"What happens here?" he called out. The storyline had Bilko in New York on furlough, vainly trying to locate an old girlfriend via phone.
"Just throw in a one-liner," said Nat Hiken, the producer-director-writer-creator of Bilko.
"Okay. How long was she sent up for?"
Ten minutes later, they were running through the same scene again. Once more, Phil hesitated and asked what he was supposed to do. Nat again said to toss in a one-liner.
"Well, didn't the lawyer ask for an appeal?"
This was Phil Silvers, ad-libbing to two different gags in the same spot. No telling what he'll say when the scene will finally be shot. He was one of the top ad-libbers adding ad-libs!
He could stick to a script, when he had to but when his well developed sense of timing and comedy told him something was needed, he could toss in an aside or a griimace or a gag and make it look like fifteen writers had spent a frantic weekend perfecting it.
There was a five minute break and Phil sat on one of the folding camp chairs that lined the hall.
"This is the drudgery," he said. "This rehearsing -- plain drudgery."
Most of the cast went outside during breaks for a quick coke or a quick ciggy. Phil Silvers stayed for a hasty conference with Nat Hiken about an entrance, a rapid exchange of pleasantries and gags followed.
Then they was back to work......twinkling, just like Bilko -- scheming, plotting and gagging --- He made the transition look easy....to Phil it was easy. He said himself he'd spent eighty years perfecting the character that is Bilko; it's second nature to him now.....
The best time to drop into a filming of The Phil Silvers Show was not when they were shooting the last show before the break for the year-end holidays. It was even worse when filming during the day occured in the middle of one of New York's terrible rainstorms.
The first sight that greeted you as you arrived at the downtown New York film studio, was Joe E. Ross (Rupert Ritzik) poking his head out in the pouring rain trying to lure the passers-by into joining the sparse studio audience.

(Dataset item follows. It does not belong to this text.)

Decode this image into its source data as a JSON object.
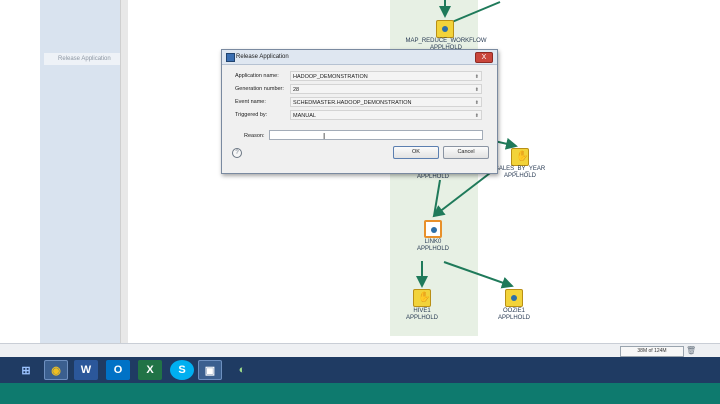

Joining the crowd on the improvised bleachers, you waited for a few minutes until Phil Silvers was announced and appeared to perform his usual audience warmup.Folks," he began, "I have a rare treat for you. For the first time this year I'm going to be able to introduce Nat Hiken, the producer, director and writer of this magnificent show which I do so well."

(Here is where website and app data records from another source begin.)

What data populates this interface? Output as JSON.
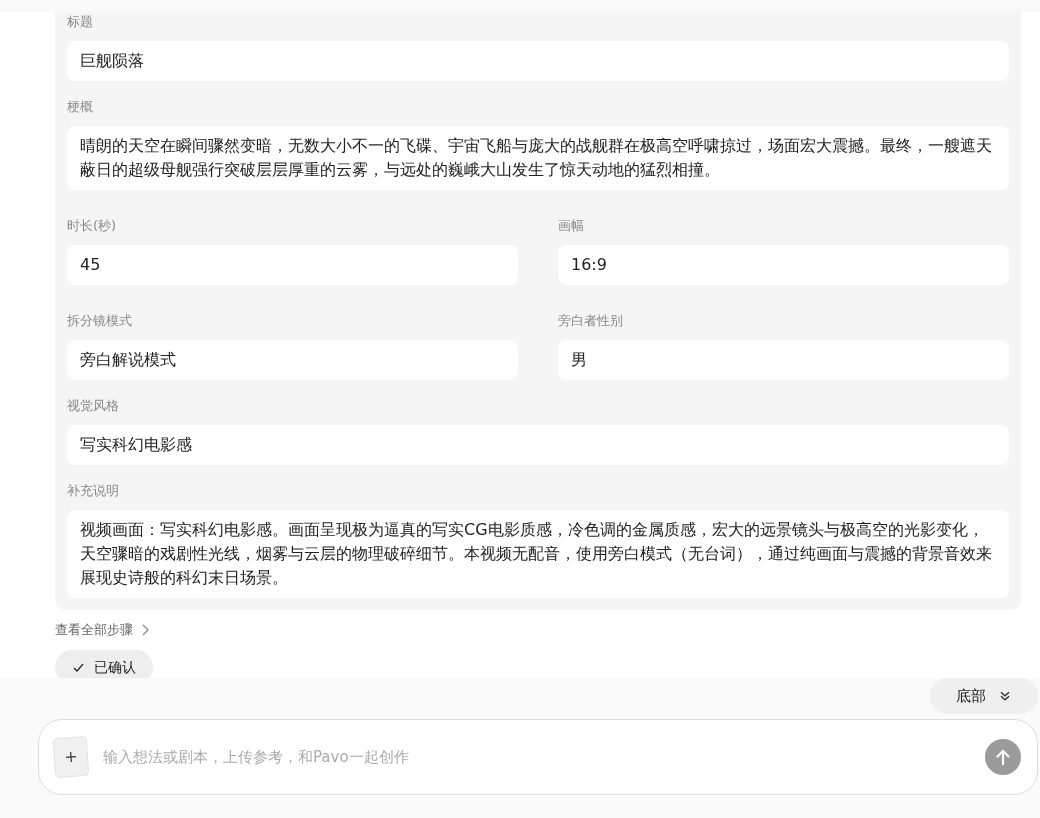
{
  "form": {
    "fields": [
      {
        "label": "标题",
        "value": "巨舰陨落",
        "kind": "full"
      },
      {
        "label": "梗概",
        "value": "晴朗的天空在瞬间骤然变暗，无数大小不一的飞碟、宇宙飞船与庞大的战舰群在极高空呼啸掠过，场面宏大震撼。最终，一艘遮天蔽日的超级母舰强行突破层层厚重的云雾，与远处的巍峨大山发生了惊天动地的猛烈相撞。",
        "kind": "full"
      },
      {
        "label": "时长(秒)",
        "value": "45",
        "kind": "half"
      },
      {
        "label": "画幅",
        "value": "16:9",
        "kind": "half"
      },
      {
        "label": "拆分镜模式",
        "value": "旁白解说模式",
        "kind": "half"
      },
      {
        "label": "旁白者性别",
        "value": "男",
        "kind": "half"
      },
      {
        "label": "视觉风格",
        "value": "写实科幻电影感",
        "kind": "full"
      },
      {
        "label": "补充说明",
        "value": "视频画面：写实科幻电影感。画面呈现极为逼真的写实CG电影质感，冷色调的金属质感，宏大的远景镜头与极高空的光影变化，天空骤暗的戏剧性光线，烟雾与云层的物理破碎细节。本视频无配音，使用旁白模式（无台词），通过纯画面与震撼的背景音效来展现史诗般的科幻末日场景。",
        "kind": "full"
      }
    ]
  },
  "view_all_steps": {
    "label": "查看全部步骤"
  },
  "status_chip": {
    "label": "已确认"
  },
  "scroll_bottom_button": {
    "label": "底部"
  },
  "composer": {
    "placeholder": "输入想法或剧本，上传参考，和Pavo一起创作",
    "send_button": {
      "disabled": true
    }
  }
}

Phil continued with his introductions, including everyone behind the scenes, then said:
"You gotta know I don't have any jokes prepared for this warmup......when I introduce every nonentity to the crowd you've gotta forgive me, we're all filled with Christmas cheer."
Phil then introduced the various members of Sergeant Bilko's platoon, with little gags for each. When he got to Maurice Gosfield (Private Duane Doberman), he said:
"Maurice, here, is a guy who always gets kidded about his stature, but, folks, he's a genuine hero of World War II. He single-handedly saved an entire regiment. What did you do, Maurice? Come on tell everyone. How did you save an entire regiment?"
"I shot the cook," Gosfield answered.
With the amenities dispensed with the filming began and proceeded straight through with a minimum of breaks of fluffed lines. The studio audience was able to follow the show almost as readily as a home audience would. What the watching public didn't know was that when they've gone home, the cast and technicians remained on set and reshot all the badly done scenes.
During one break in shooting, the meagre and up-to-then subdued crowd suddenly broke into a spontaneous round of applause after the mikes had been turned off. Phil Silvers turned and cheekily glared at them.
"All right!" he snapped. "Don't try to make up for it now!"